Marineland Is a Hellhole Filled with Animal Abuse and Mass Graves
Marineland, Niagara Falls’ premier tourist destination, was opened in 1961 by John Holer. At the time, John was a portly Slovenian immigrant who couldn’t find work when he arrived to Canada. With what little money he had, and what little English he could speak, Holer built two water tanks and acquired three sea lions. When he opened Marineland’s doors, admission was 25 cents per person. In the 52 years since then, Marineland has expanded to include a large collection of animals, animal shows, and a theme park with over a dozen rides. His is the kind of story that gives one hope, and makes one look nostalgically to the past when things were simpler, right?

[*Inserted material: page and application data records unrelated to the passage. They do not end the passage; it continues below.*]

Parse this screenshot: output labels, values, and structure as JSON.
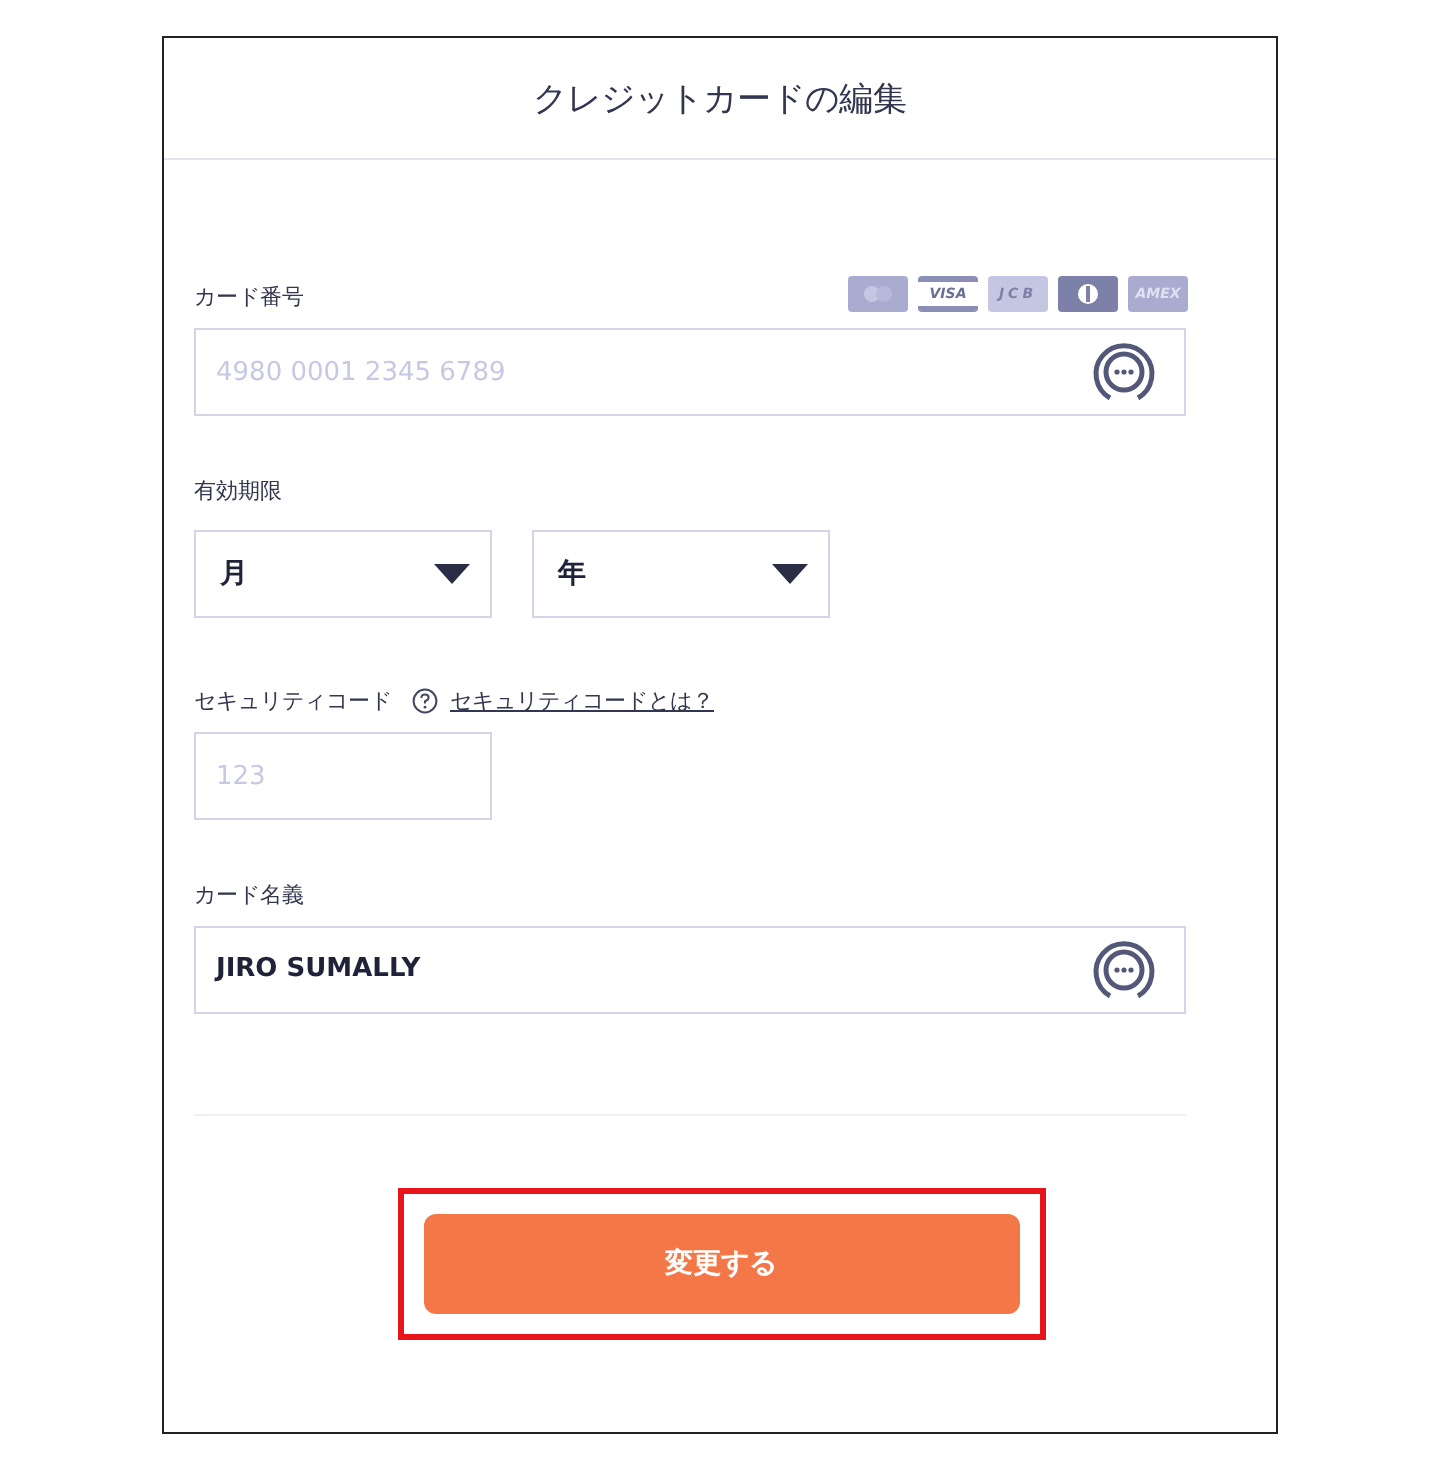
{
  "title": "クレジットカードの編集",
  "card_number": {
    "label": "カード番号",
    "placeholder": "4980 0001 2345 6789",
    "brands": [
      {
        "kind": "mastercard"
      },
      {
        "kind": "visa",
        "label": "VISA"
      },
      {
        "kind": "jcb",
        "label": "JCB"
      },
      {
        "kind": "diners"
      },
      {
        "kind": "amex",
        "label": "AMEX"
      }
    ]
  },
  "expiry": {
    "label": "有効期限",
    "month": "月",
    "year": "年"
  },
  "security_code": {
    "label": "セキュリティコード",
    "help_link": "セキュリティコードとは？",
    "placeholder": "123"
  },
  "card_holder": {
    "label": "カード名義",
    "value": "JIRO SUMALLY"
  },
  "submit": {
    "label": "変更する",
    "highlighted": true
  }
}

No. According to an exposé headed by Toronto Star reporter Linda Diebel, Marineland is rife with animal neglect and poor facility conditions that have led to an ever-evolving series of depressing stories, distressing events, and grim accounts from Marineland employees. Not to mention the protests, lawsuits, and public overload of bleeding hearts.
In the original Star report, a group of former Marineland employees came forward with allegations that the park suffered from poor water quality. They also noted that the park was understaffed and mentioned several cases of animal neglect. Doesn’t sound so hellish at first, right? Well, the water in some of the facilities was turning green and causing seals to lose their vision, and one of them even had an eye pop out of its socket when it barked because the water eroded its eye lens away. Several dolphins were losing their skin, which was coming off in chunks in the pools. A baby beluga named Skoot contracted bacterial meningitis, and was then attacked by other whales that threw her into a stone wall and killed her. After that, she was pulled from the pool by two trainers and “convulsed and died in their arms.” There is even a logbook from a former Marineland supervisor, who wrote that water was coming up from a sewer near Friendship Cove that was so corrosive itate the tires off a pickup truck.

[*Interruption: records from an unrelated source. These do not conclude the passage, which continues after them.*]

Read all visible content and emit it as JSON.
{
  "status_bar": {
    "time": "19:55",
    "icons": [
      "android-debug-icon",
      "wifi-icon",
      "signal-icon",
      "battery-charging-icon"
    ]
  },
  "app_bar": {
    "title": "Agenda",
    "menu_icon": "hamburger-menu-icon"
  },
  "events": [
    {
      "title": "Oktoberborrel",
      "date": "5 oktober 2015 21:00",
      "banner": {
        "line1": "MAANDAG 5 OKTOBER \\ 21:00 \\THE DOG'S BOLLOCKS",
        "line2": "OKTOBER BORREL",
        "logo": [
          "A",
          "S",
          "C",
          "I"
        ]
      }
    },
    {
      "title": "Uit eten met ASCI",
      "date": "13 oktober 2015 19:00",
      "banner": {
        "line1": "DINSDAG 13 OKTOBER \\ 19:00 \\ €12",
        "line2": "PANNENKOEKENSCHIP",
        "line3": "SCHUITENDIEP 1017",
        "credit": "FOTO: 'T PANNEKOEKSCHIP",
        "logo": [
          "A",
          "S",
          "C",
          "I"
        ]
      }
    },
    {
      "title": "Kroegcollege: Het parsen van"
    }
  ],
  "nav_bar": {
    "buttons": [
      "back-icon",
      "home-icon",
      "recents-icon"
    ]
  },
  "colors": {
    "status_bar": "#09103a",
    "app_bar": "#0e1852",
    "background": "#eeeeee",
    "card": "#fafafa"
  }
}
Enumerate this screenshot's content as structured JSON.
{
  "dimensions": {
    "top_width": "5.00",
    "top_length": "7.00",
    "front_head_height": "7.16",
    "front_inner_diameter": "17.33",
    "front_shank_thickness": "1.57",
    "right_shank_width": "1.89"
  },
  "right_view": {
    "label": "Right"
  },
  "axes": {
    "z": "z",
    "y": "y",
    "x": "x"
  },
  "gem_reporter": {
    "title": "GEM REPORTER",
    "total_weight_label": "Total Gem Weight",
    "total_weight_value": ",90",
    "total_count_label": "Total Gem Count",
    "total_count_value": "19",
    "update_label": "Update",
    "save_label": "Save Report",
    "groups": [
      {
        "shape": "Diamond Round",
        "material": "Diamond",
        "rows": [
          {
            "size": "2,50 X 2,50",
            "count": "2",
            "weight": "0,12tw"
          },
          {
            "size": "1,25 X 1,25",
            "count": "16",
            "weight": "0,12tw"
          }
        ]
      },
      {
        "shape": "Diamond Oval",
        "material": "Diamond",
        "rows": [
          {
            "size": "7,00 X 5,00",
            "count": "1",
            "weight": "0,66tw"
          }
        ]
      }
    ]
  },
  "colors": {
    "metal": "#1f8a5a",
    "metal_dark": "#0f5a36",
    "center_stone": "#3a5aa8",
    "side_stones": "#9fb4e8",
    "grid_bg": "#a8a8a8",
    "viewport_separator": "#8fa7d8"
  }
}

But Marineland doesn’t limit their severe conditions to aquatic animals. There are also land animals that get to feel the pain, and their problems are even more grim. According to this article, Marineland has a cramped collection of 15 bears. They share four dens and are underfed. They have to fight for corn pops, which people throw at them, and occasionally eat their own young. There was an incident where one bear was killed by four other bears as a crowd observed.
I Was Tortured as a Bahraini Political Prisoner
Thirty-six-year-old Bahraini journalist Ahmed Radhi was one of the roughly 500 prisoners of conscience who were detained following the citizen uprising against Bahrain’s government that began in February 2011. The Bahrain Center for Human Rights estimates that the country has the highest number of political prisoners per capita worldwide. Ahmed told us about the supposed reasons for his detention and the extremely poor conditions he faced while in prison.
Being a journalist in Bahrain comes with many risks. The press has no freedom to move and work independently without being harassed by the regime. I was investigated by the Ministry of Information for reporting on the US presence in Bahrain, but it was a May 13 phone interview with the BBC, during which I criticized a proposed union of Bahrain and Saudi Arabia, that led to my recent arrest. Clearly, America and Saudi Arabia are topics that the Bahraini regime doesn’t want anyone to discuss.
I was arrested on May 16—police and masked civilians surrounded and broke into my father’s house at around 3:30 AM without a court order. I was interrogated from the moment I was arrested until I reached the Criminal Investigation Department building.